Work instructions » The records that follow are to be repeated exactly, in full.

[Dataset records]

○ ○ ○ ○ ○ ○ ○

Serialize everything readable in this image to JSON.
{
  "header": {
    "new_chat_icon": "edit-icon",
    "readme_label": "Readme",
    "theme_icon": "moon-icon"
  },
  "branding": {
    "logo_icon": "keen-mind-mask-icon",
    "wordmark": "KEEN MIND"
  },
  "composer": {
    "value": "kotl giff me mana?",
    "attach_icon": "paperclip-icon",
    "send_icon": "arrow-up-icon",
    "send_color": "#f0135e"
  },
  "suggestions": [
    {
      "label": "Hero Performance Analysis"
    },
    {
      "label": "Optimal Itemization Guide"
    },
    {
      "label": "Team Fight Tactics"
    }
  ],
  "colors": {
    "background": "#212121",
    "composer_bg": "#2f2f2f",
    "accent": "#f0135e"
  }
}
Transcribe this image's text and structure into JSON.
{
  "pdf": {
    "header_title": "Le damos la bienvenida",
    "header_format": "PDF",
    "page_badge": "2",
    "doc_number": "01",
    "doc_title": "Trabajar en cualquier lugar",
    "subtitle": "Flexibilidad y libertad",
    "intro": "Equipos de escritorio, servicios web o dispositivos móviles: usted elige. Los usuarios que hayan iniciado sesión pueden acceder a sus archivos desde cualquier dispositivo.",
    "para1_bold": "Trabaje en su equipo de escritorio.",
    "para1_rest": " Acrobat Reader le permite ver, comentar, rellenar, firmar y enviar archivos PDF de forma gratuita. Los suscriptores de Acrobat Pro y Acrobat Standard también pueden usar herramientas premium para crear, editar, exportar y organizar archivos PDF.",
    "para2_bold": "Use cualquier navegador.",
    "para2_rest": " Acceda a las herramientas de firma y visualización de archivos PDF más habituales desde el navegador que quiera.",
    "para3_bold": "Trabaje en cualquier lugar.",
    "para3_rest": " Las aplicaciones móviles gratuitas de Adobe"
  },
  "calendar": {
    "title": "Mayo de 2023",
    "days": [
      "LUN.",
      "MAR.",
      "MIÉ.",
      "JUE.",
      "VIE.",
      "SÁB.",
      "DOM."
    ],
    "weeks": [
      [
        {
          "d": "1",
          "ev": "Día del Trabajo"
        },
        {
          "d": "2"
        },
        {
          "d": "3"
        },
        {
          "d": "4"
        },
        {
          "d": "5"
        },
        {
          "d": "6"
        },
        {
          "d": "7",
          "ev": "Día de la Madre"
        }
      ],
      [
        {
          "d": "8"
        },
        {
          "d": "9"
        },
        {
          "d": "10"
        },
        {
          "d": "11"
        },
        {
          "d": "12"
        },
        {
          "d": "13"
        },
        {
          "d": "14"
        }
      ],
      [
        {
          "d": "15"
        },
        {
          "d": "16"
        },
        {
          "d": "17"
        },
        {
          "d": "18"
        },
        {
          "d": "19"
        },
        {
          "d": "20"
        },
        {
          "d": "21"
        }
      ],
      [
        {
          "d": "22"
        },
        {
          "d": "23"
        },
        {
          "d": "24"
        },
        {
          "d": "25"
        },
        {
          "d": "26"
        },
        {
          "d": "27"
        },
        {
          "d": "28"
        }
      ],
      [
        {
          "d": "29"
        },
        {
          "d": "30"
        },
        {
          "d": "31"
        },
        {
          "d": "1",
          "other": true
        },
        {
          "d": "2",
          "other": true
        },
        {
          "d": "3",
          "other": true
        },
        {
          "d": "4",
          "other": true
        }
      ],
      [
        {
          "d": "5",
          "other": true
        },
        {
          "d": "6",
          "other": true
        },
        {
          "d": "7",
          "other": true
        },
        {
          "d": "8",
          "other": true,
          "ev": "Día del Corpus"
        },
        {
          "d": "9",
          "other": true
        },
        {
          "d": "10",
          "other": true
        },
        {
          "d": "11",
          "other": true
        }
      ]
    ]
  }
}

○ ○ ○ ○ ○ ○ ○

Answer for this exercise »
Serialize everything readable in this image to JSON.
{
  "header": {
    "new_chat_icon": "edit-icon",
    "readme_label": "Readme",
    "theme_icon": "moon-icon"
  },
  "branding": {
    "logo_icon": "keen-mind-mask-icon",
    "wordmark": "KEEN MIND"
  },
  "composer": {
    "value": "kotl giff me mana?",
    "attach_icon": "paperclip-icon",
    "send_icon": "arrow-up-icon",
    "send_color": "#f0135e"
  },
  "suggestions": [
    {
      "label": "Hero Performance Analysis"
    },
    {
      "label": "Optimal Itemization Guide"
    },
    {
      "label": "Team Fight Tactics"
    }
  ],
  "colors": {
    "background": "#212121",
    "composer_bg": "#2f2f2f",
    "accent": "#f0135e"
  }
}
Transcribe this image's text and structure into JSON.
{
  "pdf": {
    "header_title": "Le damos la bienvenida",
    "header_format": "PDF",
    "page_badge": "2",
    "doc_number": "01",
    "doc_title": "Trabajar en cualquier lugar",
    "subtitle": "Flexibilidad y libertad",
    "intro": "Equipos de escritorio, servicios web o dispositivos móviles: usted elige. Los usuarios que hayan iniciado sesión pueden acceder a sus archivos desde cualquier dispositivo.",
    "para1_bold": "Trabaje en su equipo de escritorio.",
    "para1_rest": " Acrobat Reader le permite ver, comentar, rellenar, firmar y enviar archivos PDF de forma gratuita. Los suscriptores de Acrobat Pro y Acrobat Standard también pueden usar herramientas premium para crear, editar, exportar y organizar archivos PDF.",
    "para2_bold": "Use cualquier navegador.",
    "para2_rest": " Acceda a las herramientas de firma y visualización de archivos PDF más habituales desde el navegador que quiera.",
    "para3_bold": "Trabaje en cualquier lugar.",
    "para3_rest": " Las aplicaciones móviles gratuitas de Adobe"
  },
  "calendar": {
    "title": "Mayo de 2023",
    "days": [
      "LUN.",
      "MAR.",
      "MIÉ.",
      "JUE.",
      "VIE.",
      "SÁB.",
      "DOM."
    ],
    "weeks": [
      [
        {
          "d": "1",
          "ev": "Día del Trabajo"
        },
        {
          "d": "2"
        },
        {
          "d": "3"
        },
        {
          "d": "4"
        },
        {
          "d": "5"
        },
        {
          "d": "6"
        },
        {
          "d": "7",
          "ev": "Día de la Madre"
        }
      ],
      [
        {
          "d": "8"
        },
        {
          "d": "9"
        },
        {
          "d": "10"
        },
        {
          "d": "11"
        },
        {
          "d": "12"
        },
        {
          "d": "13"
        },
        {
          "d": "14"
        }
      ],
      [
        {
          "d": "15"
        },
        {
          "d": "16"
        },
        {
          "d": "17"
        },
        {
          "d": "18"
        },
        {
          "d": "19"
        },
        {
          "d": "20"
        },
        {
          "d": "21"
        }
      ],
      [
        {
          "d": "22"
        },
        {
          "d": "23"
        },
        {
          "d": "24"
        },
        {
          "d": "25"
        },
        {
          "d": "26"
        },
        {
          "d": "27"
        },
        {
          "d": "28"
        }
      ],
      [
        {
          "d": "29"
        },
        {
          "d": "30"
        },
        {
          "d": "31"
        },
        {
          "d": "1",
          "other": true
        },
        {
          "d": "2",
          "other": true
        },
        {
          "d": "3",
          "other": true
        },
        {
          "d": "4",
          "other": true
        }
      ],
      [
        {
          "d": "5",
          "other": true
        },
        {
          "d": "6",
          "other": true
        },
        {
          "d": "7",
          "other": true
        },
        {
          "d": "8",
          "other": true,
          "ev": "Día del Corpus"
        },
        {
          "d": "9",
          "other": true
        },
        {
          "d": "10",
          "other": true
        },
        {
          "d": "11",
          "other": true
        }
      ]
    ]
  }
}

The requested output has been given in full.